Problem to solve> The answer must be every line below that holds the word "arrow".
━━ Extracted records ━━
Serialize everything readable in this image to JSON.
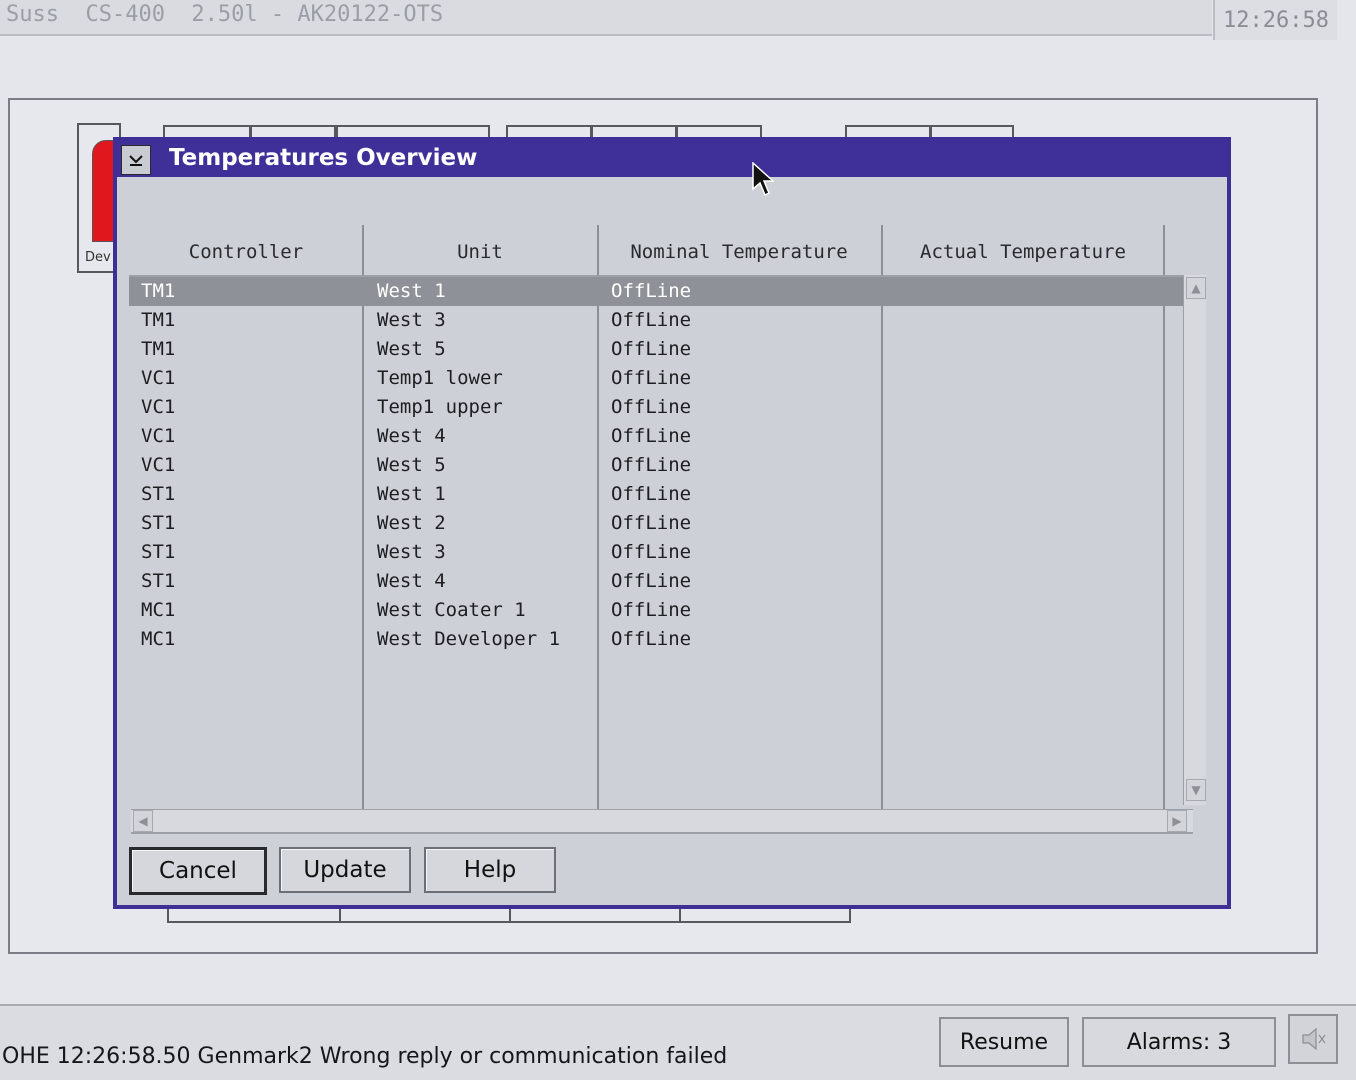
{
  "window": {
    "title": "Suss  CS-400  2.50l - AK20122-OTS",
    "clock": "12:26:58"
  },
  "background": {
    "device_label": "Dev"
  },
  "dialog": {
    "title": "Temperatures Overview",
    "columns": [
      "Controller",
      "Unit",
      "Nominal Temperature",
      "Actual Temperature"
    ],
    "rows": [
      {
        "controller": "TM1",
        "unit": "West 1",
        "nominal": "OffLine",
        "actual": "",
        "selected": true
      },
      {
        "controller": "TM1",
        "unit": "West 3",
        "nominal": "OffLine",
        "actual": ""
      },
      {
        "controller": "TM1",
        "unit": "West 5",
        "nominal": "OffLine",
        "actual": ""
      },
      {
        "controller": "VC1",
        "unit": "Temp1 lower",
        "nominal": "OffLine",
        "actual": ""
      },
      {
        "controller": "VC1",
        "unit": "Temp1 upper",
        "nominal": "OffLine",
        "actual": ""
      },
      {
        "controller": "VC1",
        "unit": "West 4",
        "nominal": "OffLine",
        "actual": ""
      },
      {
        "controller": "VC1",
        "unit": "West 5",
        "nominal": "OffLine",
        "actual": ""
      },
      {
        "controller": "ST1",
        "unit": "West 1",
        "nominal": "OffLine",
        "actual": ""
      },
      {
        "controller": "ST1",
        "unit": "West 2",
        "nominal": "OffLine",
        "actual": ""
      },
      {
        "controller": "ST1",
        "unit": "West 3",
        "nominal": "OffLine",
        "actual": ""
      },
      {
        "controller": "ST1",
        "unit": "West 4",
        "nominal": "OffLine",
        "actual": ""
      },
      {
        "controller": "MC1",
        "unit": "West Coater 1",
        "nominal": "OffLine",
        "actual": ""
      },
      {
        "controller": "MC1",
        "unit": "West Developer 1",
        "nominal": "OffLine",
        "actual": ""
      }
    ],
    "buttons": {
      "cancel": "Cancel",
      "update": "Update",
      "help": "Help"
    }
  },
  "status_bar": {
    "message": "OHE 12:26:58.50 Genmark2 Wrong reply or communication failed",
    "resume_label": "Resume",
    "alarms_label": "Alarms: 3"
  },
  "icons": {
    "system_menu": "chevron-down-icon",
    "scroll_up": "arrow-up-icon",
    "scroll_down": "arrow-down-icon",
    "scroll_left": "arrow-left-icon",
    "scroll_right": "arrow-right-icon",
    "speaker": "speaker-mute-icon",
    "cursor": "mouse-pointer-icon"
  },
  "colors": {
    "dialog_title_bar": "#3f2f98",
    "selected_row": "#8e9197",
    "device_indicator": "#e0171c"
  }
}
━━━
Response area>
    "scroll_up": "arrow-up-icon",
    "scroll_down": "arrow-down-icon",
    "scroll_left": "arrow-left-icon",
    "scroll_right": "arrow-right-icon",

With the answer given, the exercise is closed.